→ **SUPPLIED DATA**:
###
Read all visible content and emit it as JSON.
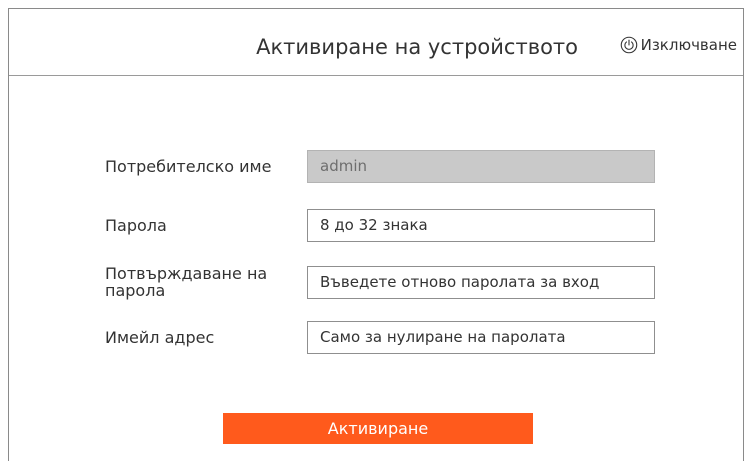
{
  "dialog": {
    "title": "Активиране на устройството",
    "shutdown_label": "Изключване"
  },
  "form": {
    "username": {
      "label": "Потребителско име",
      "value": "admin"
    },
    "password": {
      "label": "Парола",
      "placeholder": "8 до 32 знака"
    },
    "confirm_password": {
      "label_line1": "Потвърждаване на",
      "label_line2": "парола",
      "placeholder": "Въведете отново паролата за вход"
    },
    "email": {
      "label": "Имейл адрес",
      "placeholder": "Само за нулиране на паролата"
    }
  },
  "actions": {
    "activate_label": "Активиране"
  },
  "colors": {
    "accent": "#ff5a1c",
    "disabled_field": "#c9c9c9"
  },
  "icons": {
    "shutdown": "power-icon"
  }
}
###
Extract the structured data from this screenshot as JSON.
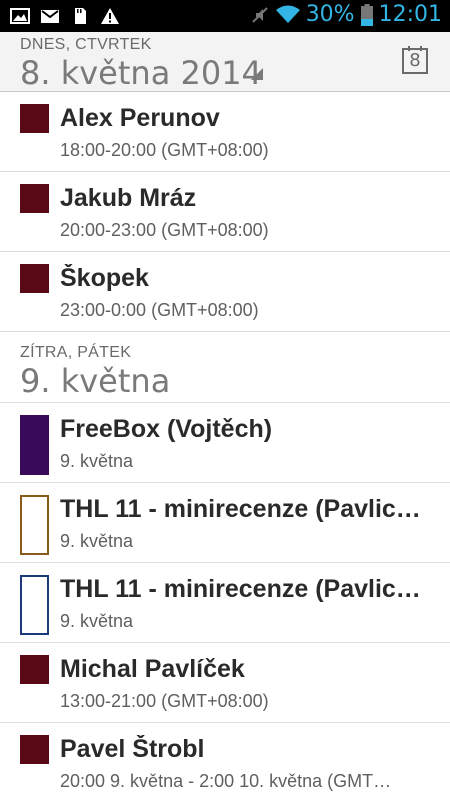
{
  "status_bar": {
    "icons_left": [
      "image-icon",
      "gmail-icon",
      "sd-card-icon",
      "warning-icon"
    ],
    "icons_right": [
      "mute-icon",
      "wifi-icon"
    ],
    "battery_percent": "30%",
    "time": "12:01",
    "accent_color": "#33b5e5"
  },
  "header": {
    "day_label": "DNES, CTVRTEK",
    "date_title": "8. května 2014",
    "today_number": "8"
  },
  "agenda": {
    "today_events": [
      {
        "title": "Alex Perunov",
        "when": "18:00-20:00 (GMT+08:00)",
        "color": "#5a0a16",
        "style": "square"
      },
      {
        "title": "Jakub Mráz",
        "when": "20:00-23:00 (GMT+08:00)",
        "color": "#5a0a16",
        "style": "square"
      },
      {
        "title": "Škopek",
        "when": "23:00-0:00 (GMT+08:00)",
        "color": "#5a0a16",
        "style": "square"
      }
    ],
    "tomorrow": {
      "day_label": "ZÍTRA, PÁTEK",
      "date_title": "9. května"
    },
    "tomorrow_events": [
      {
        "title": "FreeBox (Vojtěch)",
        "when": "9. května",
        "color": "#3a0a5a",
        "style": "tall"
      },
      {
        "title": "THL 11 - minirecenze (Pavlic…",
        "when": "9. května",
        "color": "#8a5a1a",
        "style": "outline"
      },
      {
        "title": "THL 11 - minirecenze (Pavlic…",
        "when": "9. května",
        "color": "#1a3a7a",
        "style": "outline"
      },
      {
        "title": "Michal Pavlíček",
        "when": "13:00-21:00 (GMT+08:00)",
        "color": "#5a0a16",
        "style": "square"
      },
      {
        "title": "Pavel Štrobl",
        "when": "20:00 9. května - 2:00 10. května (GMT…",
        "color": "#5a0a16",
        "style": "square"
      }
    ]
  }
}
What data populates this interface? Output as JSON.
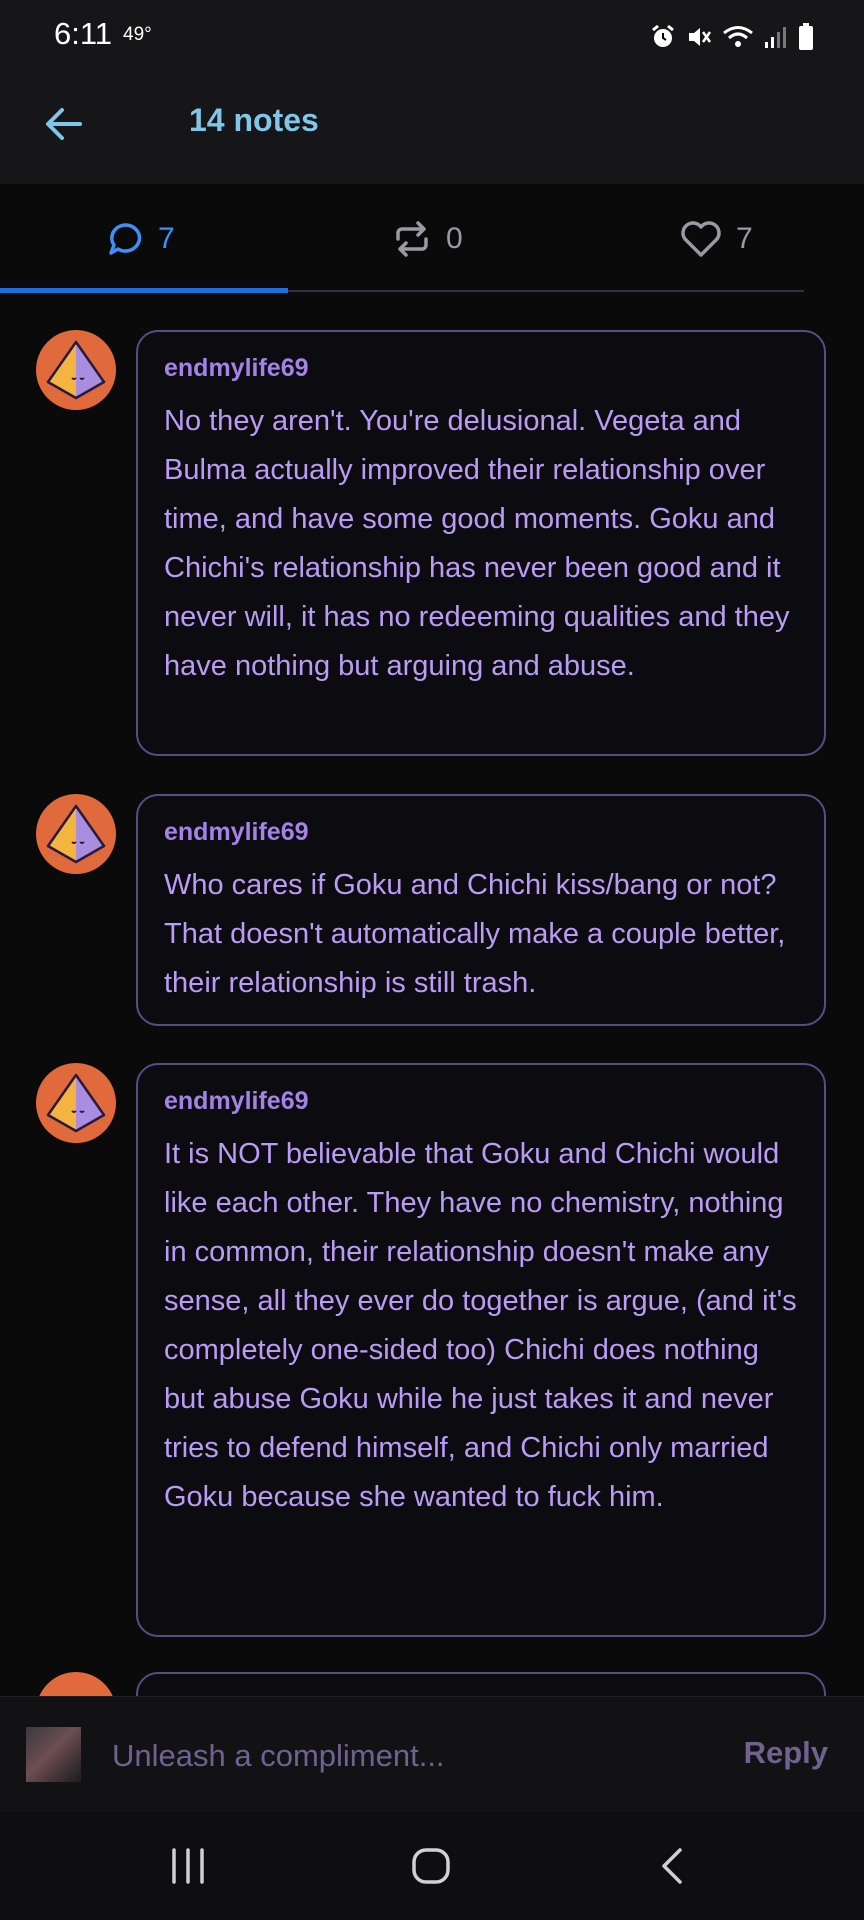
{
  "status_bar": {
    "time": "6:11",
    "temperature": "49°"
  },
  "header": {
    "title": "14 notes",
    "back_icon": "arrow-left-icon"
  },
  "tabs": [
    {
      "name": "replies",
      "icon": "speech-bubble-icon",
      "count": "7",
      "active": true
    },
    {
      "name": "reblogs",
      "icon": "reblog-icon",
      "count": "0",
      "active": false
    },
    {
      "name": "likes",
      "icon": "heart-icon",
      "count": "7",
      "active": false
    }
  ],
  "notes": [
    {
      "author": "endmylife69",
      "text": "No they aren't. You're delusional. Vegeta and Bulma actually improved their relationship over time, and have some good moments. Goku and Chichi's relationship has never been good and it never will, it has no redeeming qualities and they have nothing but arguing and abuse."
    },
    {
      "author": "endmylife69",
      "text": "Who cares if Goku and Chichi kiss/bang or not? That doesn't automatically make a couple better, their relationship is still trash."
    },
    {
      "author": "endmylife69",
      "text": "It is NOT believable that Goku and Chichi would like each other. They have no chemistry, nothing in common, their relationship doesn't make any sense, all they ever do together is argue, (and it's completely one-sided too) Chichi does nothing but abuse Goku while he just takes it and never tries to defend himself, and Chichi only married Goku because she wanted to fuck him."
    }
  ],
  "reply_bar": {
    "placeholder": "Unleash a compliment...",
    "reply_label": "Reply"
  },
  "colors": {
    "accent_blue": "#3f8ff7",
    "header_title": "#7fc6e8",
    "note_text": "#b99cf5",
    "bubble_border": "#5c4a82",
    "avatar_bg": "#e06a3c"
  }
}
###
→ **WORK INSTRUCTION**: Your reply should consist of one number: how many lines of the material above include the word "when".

→ **ANSWER SECTION**: 8